The first point of this document recognizes “a favorable change in the correlation of forces [for the left], marked by popular rebellions in almost the entire continent”, while the seventh point declares without the embarrassment that “In addition to the firmness and advances in Cuba, Venezuela, and Nicaragua, electoral victories have been added”.
In other words, the leftist dictatorships of the region represent the consolidation of the objectives shared by the members of the Forum, who in the twelfth point affirm that “history has taught us that only the unity in diversity of the political forces of the left, the social and popular movements and the progressive intelligentsia will allow us to confront North American imperialism”.
In light of the facts, the unity referred to does not distinguish between democrats and autocrats, and this seems to be ratified in the last point of the document, where by way of conclusion it urges to build “the broadest unity in the diversity of the parties, the social and popular movements and the progressive and leftist intelligentsia within each organization, country, and continent”.
Without any concession
In the days leading up to the XXVI São Paulo Forum, President Lula da Silva reportedly expressed his interest in the meeting concluding with a resolution condemning the crimes committed by Daniel Ortega’s dictatorship in Nicaragua. Clearly, such a gesture, even without including similar statements against the autocracies ruling Cuba and Venezuela, would have been a step forward. The reality, however, is that the XXVI São Paulo Forum culminated without issuing any condemnatory statement regarding the leftist dictatorships in countries that together brutally and unjustly deprive more than 1,400 political prisoners of their freedom.
On the contrary, the São Paulo Forum ratified its solidarity with those regimes, as stated in the twentieth point of the Base Document.
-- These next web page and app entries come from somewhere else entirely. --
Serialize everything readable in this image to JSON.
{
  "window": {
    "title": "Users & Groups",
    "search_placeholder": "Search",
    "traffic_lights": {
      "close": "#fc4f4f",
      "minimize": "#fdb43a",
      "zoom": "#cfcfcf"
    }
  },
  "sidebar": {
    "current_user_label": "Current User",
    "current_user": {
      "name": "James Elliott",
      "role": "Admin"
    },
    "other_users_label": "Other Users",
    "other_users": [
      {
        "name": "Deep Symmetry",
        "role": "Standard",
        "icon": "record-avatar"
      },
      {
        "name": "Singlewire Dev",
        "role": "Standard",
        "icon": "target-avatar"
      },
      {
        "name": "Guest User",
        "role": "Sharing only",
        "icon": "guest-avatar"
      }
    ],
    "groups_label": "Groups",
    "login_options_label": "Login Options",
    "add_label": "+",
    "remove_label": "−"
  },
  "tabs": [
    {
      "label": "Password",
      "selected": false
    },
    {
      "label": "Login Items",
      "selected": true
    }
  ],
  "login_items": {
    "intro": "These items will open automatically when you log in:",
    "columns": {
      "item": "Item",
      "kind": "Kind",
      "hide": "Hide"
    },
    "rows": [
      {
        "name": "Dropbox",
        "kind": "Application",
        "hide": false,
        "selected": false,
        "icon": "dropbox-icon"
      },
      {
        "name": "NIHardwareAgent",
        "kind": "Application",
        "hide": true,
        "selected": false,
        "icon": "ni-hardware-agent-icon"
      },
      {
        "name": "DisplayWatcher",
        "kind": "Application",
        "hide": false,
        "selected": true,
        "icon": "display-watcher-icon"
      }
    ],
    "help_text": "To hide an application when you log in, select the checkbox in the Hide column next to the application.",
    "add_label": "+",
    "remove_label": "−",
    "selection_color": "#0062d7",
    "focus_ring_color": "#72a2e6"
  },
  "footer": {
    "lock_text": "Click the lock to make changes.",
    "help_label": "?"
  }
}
This condemns “the intensified economic, commercial and financial blockade imposed on Cuba and its inclusion in the spurious list of State sponsors of terrorism”, as well as “the coercive measures and unilateral sanctions against Venezuela and Nicaragua”.
Lula, for his part, not only continued to defend the normalization of relations between the democratic governments of the hemisphere and the dictatorial regime of Nicolás Maduro, but also took the liberty of pointing out, on the eve of this new meeting of the Forum, that “Venezuela has more elections than Brazil”. With this, according to the Brazilian president, it would be evident that the concept of democracy “is relative”, which would make it very questionable that the Venezuelan regime be qualified as anti-democratic.
Washing the face of authoritarianism
Paradoxically, while Lula publicly demanded Maduro’s exit through elections, administrative instances controlled by the latter in Venezuela disqualified, through a shady procedure, María Corina Machado for 15 years from holding any popularly elected office. The measure was published just when Machado clearly became the main candidate of the Venezuelan opposition.
In short, the reality is there for all to see: the members of the São Paulo Forum who work within the parameters of democracy always end up supporting, actively and passively, those who exercise power autocratically, thus helping to wash their faces before the whole world. Such an organization constitutes an obvious risk to the democratic stability of the continent.
*This text was originally published in Diálogo Político.
Translated from Spanish by Janaína Ruviaro da Silva